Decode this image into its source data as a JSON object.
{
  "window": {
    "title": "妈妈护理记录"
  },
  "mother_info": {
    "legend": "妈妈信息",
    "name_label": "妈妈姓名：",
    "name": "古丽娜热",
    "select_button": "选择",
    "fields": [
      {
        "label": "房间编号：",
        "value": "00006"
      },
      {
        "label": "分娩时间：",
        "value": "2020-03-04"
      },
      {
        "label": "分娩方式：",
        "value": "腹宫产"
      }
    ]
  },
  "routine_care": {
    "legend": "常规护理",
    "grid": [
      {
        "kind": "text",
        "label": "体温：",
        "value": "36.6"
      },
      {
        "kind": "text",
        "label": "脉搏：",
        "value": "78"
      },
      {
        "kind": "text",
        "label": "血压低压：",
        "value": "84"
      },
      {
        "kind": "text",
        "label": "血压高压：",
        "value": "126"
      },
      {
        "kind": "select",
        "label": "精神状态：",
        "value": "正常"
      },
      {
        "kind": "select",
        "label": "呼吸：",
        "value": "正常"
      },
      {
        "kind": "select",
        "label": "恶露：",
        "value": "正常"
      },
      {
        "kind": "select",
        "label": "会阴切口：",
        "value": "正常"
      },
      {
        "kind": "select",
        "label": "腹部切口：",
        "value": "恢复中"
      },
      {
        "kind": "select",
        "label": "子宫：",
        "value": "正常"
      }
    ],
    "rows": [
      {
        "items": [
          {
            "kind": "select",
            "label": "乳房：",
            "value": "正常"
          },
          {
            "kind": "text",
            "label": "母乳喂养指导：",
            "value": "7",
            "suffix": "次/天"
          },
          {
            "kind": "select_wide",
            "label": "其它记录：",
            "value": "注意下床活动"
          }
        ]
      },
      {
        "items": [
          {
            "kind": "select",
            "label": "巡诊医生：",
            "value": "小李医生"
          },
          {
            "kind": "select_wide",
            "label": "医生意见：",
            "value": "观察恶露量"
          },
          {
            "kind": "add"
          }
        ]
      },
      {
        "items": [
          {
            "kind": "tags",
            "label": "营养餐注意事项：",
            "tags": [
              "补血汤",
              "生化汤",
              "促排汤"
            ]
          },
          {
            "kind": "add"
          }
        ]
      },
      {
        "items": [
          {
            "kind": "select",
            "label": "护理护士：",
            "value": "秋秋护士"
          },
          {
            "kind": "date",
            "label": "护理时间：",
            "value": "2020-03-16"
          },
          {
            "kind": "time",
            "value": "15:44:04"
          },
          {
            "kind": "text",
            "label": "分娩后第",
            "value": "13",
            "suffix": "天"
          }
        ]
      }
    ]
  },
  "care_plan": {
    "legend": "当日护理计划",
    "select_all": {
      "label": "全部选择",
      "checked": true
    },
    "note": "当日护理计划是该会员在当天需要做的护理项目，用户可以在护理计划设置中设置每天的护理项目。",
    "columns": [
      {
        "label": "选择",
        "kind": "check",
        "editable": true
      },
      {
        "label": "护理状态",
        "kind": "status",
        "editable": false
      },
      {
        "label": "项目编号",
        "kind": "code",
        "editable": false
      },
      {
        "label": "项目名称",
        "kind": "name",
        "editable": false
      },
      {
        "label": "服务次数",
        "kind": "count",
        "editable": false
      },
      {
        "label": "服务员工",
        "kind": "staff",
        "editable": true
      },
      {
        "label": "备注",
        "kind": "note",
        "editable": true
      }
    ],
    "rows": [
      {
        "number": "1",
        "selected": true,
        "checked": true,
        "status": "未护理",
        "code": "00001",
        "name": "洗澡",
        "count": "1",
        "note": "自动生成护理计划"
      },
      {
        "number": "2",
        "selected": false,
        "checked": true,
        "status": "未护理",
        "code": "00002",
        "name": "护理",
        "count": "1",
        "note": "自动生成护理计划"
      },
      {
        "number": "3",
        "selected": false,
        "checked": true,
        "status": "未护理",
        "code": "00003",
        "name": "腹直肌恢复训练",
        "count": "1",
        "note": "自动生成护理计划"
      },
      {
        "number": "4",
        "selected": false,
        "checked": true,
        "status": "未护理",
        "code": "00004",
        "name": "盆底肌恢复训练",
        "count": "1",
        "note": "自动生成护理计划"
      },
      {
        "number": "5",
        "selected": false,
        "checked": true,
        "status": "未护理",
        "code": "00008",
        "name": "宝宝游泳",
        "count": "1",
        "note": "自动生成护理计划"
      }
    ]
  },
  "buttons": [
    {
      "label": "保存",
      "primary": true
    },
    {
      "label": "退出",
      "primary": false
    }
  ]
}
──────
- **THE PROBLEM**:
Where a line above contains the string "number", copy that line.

- **WRITTEN RESPONSE**:
        "number": "1",
        "number": "2",
        "number": "3",
        "number": "4",
        "number": "5",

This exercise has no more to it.